Notable places to eat and drink around town
Dublin may not have world class sights or museums. But perhaps the best way to spend your time there is to eat and drink well. And there are more than enough opportunities to do that, but I’ll leave you with a couple of suggestions that are particularly memorable.
The Church, as the name suggests, is inside a former church. I love any opportunity to do something in a church that isn’t pray so the opportunity to have a decent meal and an Irish coffee underneath a large pipe organ make this a worthy stop.

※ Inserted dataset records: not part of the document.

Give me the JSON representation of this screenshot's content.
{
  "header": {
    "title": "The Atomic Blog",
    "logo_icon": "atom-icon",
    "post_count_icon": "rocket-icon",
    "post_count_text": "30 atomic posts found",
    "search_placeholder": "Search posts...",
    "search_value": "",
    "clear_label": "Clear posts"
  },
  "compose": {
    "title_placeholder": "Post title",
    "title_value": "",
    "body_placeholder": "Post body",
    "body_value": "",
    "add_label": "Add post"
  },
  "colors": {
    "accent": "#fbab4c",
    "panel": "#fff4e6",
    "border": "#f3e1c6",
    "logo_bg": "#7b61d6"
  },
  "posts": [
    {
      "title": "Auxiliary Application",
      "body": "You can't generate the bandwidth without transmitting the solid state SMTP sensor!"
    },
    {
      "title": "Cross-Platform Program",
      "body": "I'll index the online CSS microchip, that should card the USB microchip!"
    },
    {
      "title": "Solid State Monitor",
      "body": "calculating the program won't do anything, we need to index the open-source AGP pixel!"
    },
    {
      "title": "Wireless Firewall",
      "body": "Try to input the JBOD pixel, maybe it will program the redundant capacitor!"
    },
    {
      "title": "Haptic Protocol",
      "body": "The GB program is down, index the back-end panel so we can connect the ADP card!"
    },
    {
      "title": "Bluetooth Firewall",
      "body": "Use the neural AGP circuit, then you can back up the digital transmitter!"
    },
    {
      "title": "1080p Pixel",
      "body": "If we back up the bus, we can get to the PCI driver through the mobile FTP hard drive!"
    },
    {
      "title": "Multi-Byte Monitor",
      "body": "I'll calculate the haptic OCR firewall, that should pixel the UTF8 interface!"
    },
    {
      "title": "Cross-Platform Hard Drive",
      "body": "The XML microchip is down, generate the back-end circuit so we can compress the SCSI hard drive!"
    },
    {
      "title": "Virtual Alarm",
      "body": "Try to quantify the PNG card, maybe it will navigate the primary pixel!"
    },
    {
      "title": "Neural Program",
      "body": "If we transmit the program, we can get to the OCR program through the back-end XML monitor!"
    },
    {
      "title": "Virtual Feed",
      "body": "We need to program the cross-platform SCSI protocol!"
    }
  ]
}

The Bank Pub is also a converted space. It’s one of the most beautiful interiors you’ll see in Dublin because it used to be, you guessed it, the Royal Bank of Ireland. Don’t let its marble pillars and ornate ceiling fool you though. Its extensive drink menu will fuck you right up. They have a handy map of the different whiskey brands of Ireland that makes you want to try them all. And who can pass up something called a Galway Hooker Honey Beer?
The Old Storehouse has some of the best food and live music in Temple Bar. I can’t vouch for the service in the crowded bar, but I can guarantee you the pub food is excellent. If you’re not dining, regular bar seating around the stage is available on a first come first serve basis, but it does get crowded, so come early in the evening.
For a slightly different kind of food stop, the Rolling Donut has excellent sweet treats just off O’Connell Street. So if you happen to be sightseeing in the area, pop in for a Bailey’s cream donut before you head toward the Spire in the center of the avenue.
Remember how I said you could skip the Irish dinner show and see traditional Irish dancing out in the right pub? My best recommendation for that is The Celt. The local pub has a better mix of tourists and locals than anything in Temple Bar, and when the music starts in the evenings, you’ll find plenty of people singing and dancing their little Irish hearts out. You might even learn a step or two.